Perceptions of Physical Activity Engagement among African American Emerging Adults at Georgia Southern University - Statesboro Campus
Term of Award
Doctor of Public Health in Community Health Behavior and Education (Dr.P.H.)
Document Type and Release Option
Dissertation (open access)
Copyright Statement / License for Reuse
This work is licensed under a Creative Commons Attribution 4.0 License.
Department of Health Policy and Community Health
Committee Member 1
Committee Member 2

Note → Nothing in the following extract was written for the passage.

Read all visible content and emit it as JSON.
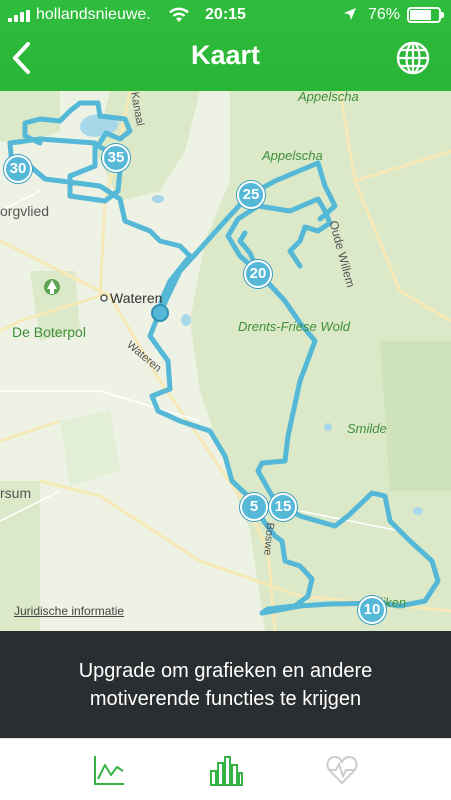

Introduction: Physical Activity (PA) is critical to the health and well-being of African American emerging adults, ages 18-25. Research suggests that African American (AA) college students engage in less PA than other racial/ethnic groups. Few studies have examined the relationship between the collegiate built environment (CBE) impact on PA in this population. The Social Ecological Model (SEM) and the Social Cognitive Theory (SCT) were used to show how the environment facilitates influence on the behavior through physical and social factors affecting the behavior of engaging in PA. Methods: The purpose of this cross-sectional, concurrent multi-method study was to determine barriers and facilitators of PA engagement with an emphasis on the role of the CBE. This study took place on the Georgia Southern Statesboro Campus including only those who identified as AA/Black. The population was sampled using purposive convenience sampling method. The quantitative measures used were the International Physical Activity Questionnaire (IPAQ) and demographic questions based on the BRFSS survey. The qualitative measurement included seven focus groups occurring simultaneously as the quantitative measures. Grounded theory was used during the initial phase of coding generating themes with memo-writing occurring simultaneously. Results: There were 29 participants (14 female and 15 males) in this study. Small differences between the males and females were found where males engaged in PA at a high and moderate level in comparison to females at a low and high level. Major categories of themes from the focus groups included: (1) perceptions of PA engagement, (2) motivators, (3) impediments, (4) racial identity, (5) environmental influences. Significant themes that influence engagement in PA included: safety, growing up as an AA, environmental aesthetics, inclusion, and social/family support. Discussion: This study showed there are multiple levels of influence that motivate AA emerging adults to engage or not engage in PA. Findings from this study offer insight for program planning at the university and salience of racial identity barriers experienced when deciding to engage in PA.
Mickens, Addison, "Perceptions of Physical Activity Engagement among African American Emerging Adults at Georgia Southern University - Statesboro Campus" (2020). Electronic Theses and Dissertations. 2186.
Research Data and Supplementary Material